In the listing that follows, determine how many lines include the word "text". Respond with that number alone.

** INFORMATION SHOWN follows **

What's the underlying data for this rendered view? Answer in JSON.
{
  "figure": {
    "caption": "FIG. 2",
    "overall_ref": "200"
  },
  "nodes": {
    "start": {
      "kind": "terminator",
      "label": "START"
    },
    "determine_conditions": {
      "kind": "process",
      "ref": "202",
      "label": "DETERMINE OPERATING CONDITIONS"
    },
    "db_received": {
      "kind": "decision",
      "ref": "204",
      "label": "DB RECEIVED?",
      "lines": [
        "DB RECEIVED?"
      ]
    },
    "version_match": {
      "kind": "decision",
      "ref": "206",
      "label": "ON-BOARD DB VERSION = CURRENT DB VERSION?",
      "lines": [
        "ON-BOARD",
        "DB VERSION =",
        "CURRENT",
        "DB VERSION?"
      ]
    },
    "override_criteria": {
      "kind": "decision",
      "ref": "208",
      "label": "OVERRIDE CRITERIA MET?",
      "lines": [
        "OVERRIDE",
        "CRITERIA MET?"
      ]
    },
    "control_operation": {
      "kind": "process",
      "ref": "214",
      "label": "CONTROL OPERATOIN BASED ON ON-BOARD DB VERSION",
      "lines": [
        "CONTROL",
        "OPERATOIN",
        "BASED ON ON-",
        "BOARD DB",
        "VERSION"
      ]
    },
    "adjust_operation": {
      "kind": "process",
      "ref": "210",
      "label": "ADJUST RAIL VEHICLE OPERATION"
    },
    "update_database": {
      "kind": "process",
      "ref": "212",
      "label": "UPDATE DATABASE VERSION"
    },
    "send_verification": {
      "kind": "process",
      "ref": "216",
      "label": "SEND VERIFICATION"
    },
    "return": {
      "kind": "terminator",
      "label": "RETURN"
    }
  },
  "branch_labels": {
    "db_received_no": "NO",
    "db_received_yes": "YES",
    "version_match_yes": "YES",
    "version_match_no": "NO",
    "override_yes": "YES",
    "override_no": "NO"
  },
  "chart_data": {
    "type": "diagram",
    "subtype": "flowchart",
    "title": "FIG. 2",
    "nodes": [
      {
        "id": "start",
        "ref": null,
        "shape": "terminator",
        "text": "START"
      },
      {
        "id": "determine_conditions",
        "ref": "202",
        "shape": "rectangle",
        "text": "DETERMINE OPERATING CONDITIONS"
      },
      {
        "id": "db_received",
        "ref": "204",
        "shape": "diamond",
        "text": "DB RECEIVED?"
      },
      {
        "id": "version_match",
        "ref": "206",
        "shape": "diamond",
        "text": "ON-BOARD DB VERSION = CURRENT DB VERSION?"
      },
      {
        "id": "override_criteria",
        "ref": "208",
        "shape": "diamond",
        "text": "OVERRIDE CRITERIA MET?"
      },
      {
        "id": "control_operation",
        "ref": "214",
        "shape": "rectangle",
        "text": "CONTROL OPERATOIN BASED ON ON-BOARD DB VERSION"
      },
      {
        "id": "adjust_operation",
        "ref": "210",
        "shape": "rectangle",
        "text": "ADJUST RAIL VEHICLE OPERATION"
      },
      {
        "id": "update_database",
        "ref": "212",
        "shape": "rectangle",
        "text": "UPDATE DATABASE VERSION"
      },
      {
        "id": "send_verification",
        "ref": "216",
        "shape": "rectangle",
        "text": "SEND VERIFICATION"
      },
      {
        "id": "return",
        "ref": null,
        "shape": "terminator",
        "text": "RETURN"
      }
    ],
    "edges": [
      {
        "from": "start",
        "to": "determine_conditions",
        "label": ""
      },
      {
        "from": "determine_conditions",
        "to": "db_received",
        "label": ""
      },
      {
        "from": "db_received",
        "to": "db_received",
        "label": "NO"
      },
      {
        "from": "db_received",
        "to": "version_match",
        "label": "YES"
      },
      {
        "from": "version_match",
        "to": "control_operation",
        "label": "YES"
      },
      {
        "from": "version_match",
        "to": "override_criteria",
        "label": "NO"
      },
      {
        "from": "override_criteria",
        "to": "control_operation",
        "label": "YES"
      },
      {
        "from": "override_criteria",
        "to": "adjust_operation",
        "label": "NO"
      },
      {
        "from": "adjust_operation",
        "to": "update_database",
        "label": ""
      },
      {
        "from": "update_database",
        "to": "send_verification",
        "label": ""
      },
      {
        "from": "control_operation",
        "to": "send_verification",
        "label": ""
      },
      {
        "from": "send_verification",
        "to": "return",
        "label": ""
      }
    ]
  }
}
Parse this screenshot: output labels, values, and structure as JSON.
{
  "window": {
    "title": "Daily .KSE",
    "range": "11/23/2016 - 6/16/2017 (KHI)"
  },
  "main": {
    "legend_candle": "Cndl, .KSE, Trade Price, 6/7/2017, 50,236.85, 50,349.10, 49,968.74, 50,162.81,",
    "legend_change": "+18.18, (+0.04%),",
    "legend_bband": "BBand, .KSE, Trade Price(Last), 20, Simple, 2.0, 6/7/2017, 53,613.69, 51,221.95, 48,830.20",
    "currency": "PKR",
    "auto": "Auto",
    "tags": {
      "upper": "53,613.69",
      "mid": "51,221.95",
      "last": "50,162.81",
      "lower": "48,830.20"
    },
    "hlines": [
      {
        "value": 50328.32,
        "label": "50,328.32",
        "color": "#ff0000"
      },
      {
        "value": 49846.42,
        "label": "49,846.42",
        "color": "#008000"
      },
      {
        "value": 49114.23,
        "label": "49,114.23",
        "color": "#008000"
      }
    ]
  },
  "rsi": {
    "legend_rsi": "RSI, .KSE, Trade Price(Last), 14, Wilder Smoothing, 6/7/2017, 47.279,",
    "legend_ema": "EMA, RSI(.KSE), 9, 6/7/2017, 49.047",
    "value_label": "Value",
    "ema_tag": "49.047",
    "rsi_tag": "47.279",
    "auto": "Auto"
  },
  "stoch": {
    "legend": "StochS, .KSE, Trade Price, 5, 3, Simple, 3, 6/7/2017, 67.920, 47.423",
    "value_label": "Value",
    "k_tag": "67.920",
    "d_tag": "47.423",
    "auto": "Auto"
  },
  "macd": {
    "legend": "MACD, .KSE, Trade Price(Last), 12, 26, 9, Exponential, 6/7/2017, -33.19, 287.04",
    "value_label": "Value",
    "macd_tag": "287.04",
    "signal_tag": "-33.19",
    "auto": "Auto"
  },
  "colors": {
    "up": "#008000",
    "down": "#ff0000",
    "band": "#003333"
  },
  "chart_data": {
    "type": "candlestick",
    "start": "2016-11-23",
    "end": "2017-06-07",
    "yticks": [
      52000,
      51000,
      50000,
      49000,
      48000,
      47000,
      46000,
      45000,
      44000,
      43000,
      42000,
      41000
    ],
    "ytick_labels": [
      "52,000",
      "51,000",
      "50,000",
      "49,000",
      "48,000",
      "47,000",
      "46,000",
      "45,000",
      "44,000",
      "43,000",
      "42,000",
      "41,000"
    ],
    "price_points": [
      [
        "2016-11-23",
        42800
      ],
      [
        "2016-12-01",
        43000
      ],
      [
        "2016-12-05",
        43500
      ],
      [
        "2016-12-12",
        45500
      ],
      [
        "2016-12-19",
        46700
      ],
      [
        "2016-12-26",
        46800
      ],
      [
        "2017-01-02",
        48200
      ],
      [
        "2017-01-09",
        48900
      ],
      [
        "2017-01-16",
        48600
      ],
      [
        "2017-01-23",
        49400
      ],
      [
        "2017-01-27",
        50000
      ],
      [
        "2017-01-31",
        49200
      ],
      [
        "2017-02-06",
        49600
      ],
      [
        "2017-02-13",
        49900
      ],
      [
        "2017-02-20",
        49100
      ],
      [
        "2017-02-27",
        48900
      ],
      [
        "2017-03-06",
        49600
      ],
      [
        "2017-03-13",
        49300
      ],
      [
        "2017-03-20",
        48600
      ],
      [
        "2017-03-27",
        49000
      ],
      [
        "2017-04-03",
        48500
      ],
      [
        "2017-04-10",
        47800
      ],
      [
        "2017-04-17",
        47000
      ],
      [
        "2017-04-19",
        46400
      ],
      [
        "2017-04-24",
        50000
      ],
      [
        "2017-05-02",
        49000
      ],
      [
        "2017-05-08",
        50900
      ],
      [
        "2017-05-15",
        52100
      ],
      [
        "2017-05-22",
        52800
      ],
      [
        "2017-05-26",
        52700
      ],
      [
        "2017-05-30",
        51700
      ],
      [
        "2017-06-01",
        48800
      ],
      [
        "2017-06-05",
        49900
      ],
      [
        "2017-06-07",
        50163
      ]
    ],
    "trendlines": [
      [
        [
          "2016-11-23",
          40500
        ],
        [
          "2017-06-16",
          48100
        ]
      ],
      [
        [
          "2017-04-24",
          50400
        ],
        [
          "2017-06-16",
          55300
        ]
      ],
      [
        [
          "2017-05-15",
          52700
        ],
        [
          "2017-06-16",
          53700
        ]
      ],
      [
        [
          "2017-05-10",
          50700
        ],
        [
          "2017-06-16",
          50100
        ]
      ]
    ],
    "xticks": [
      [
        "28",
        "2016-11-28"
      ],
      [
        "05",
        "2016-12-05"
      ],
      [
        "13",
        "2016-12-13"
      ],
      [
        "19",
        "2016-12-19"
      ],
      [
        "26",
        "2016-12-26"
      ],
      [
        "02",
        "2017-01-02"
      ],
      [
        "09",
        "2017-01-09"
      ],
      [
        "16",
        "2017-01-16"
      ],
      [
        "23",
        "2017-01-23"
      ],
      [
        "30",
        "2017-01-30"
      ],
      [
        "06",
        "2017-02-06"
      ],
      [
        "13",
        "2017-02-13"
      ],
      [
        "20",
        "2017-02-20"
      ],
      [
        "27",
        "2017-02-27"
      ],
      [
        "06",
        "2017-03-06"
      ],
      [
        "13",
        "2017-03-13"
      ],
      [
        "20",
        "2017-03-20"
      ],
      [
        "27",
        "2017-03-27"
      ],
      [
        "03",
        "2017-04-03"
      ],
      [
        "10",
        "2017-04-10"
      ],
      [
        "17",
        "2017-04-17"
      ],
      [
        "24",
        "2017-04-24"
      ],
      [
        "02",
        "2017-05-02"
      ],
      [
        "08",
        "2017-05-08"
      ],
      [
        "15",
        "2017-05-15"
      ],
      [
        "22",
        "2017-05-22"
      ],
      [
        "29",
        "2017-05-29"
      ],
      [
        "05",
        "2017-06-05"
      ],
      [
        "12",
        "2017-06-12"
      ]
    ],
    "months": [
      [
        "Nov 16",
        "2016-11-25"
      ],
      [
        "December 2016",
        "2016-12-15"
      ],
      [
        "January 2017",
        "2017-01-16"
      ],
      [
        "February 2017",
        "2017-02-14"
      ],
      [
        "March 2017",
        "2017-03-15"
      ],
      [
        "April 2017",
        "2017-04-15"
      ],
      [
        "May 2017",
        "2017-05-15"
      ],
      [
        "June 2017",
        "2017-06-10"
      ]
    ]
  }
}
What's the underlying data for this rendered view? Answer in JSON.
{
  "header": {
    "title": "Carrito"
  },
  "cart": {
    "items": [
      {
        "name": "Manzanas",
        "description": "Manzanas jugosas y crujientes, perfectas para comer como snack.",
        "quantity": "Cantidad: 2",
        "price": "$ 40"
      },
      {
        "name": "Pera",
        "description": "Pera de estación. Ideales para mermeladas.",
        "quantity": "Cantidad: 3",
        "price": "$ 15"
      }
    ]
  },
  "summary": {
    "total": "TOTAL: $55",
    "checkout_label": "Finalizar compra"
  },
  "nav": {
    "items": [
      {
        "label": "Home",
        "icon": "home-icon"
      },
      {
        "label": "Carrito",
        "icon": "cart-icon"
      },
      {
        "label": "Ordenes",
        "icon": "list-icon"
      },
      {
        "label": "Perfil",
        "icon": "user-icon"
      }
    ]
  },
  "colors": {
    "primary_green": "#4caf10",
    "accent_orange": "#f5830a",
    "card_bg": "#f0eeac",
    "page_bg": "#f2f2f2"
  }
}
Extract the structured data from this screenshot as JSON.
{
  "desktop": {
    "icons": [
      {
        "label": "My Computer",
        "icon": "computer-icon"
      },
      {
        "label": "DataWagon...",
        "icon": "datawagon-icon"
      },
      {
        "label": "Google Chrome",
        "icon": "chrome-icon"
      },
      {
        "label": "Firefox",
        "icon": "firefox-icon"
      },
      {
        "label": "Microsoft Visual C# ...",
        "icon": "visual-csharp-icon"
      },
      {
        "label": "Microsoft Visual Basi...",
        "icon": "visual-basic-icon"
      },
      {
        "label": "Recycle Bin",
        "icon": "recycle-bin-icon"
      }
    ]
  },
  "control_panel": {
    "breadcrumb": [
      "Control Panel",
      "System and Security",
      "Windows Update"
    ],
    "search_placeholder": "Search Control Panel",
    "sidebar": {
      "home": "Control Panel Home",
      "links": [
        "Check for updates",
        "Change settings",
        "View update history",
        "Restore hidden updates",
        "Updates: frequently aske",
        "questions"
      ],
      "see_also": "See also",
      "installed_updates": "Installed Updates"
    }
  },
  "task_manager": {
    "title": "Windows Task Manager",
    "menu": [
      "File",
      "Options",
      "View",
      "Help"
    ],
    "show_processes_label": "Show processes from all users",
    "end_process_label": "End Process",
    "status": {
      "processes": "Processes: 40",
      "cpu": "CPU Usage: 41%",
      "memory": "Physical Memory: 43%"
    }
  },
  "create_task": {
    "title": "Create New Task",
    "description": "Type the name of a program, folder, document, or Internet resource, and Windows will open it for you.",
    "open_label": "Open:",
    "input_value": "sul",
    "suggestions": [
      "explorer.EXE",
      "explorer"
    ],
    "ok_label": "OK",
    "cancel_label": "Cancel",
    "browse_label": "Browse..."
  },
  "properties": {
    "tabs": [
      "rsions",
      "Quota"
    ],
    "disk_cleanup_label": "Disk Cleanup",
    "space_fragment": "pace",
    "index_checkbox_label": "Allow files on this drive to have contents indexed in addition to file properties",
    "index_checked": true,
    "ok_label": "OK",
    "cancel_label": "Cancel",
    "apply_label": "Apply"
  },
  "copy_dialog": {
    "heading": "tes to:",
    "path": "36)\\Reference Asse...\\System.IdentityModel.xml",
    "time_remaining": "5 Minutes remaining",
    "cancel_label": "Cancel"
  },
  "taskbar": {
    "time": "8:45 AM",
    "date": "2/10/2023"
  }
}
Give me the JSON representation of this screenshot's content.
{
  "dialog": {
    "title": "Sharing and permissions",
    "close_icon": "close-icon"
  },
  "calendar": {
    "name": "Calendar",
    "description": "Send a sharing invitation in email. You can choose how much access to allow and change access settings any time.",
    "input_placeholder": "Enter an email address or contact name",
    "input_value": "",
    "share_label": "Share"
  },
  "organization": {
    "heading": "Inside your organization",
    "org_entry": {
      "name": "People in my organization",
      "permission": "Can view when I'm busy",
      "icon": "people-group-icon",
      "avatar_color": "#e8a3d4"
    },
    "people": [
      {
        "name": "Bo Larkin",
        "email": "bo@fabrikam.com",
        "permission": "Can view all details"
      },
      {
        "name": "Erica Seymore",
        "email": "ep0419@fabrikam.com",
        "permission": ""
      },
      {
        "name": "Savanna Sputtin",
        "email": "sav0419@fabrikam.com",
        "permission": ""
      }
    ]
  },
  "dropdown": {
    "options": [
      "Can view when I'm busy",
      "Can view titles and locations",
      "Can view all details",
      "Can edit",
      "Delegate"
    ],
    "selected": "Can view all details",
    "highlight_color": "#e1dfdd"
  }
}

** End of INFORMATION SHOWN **

* _OUTPUT_
10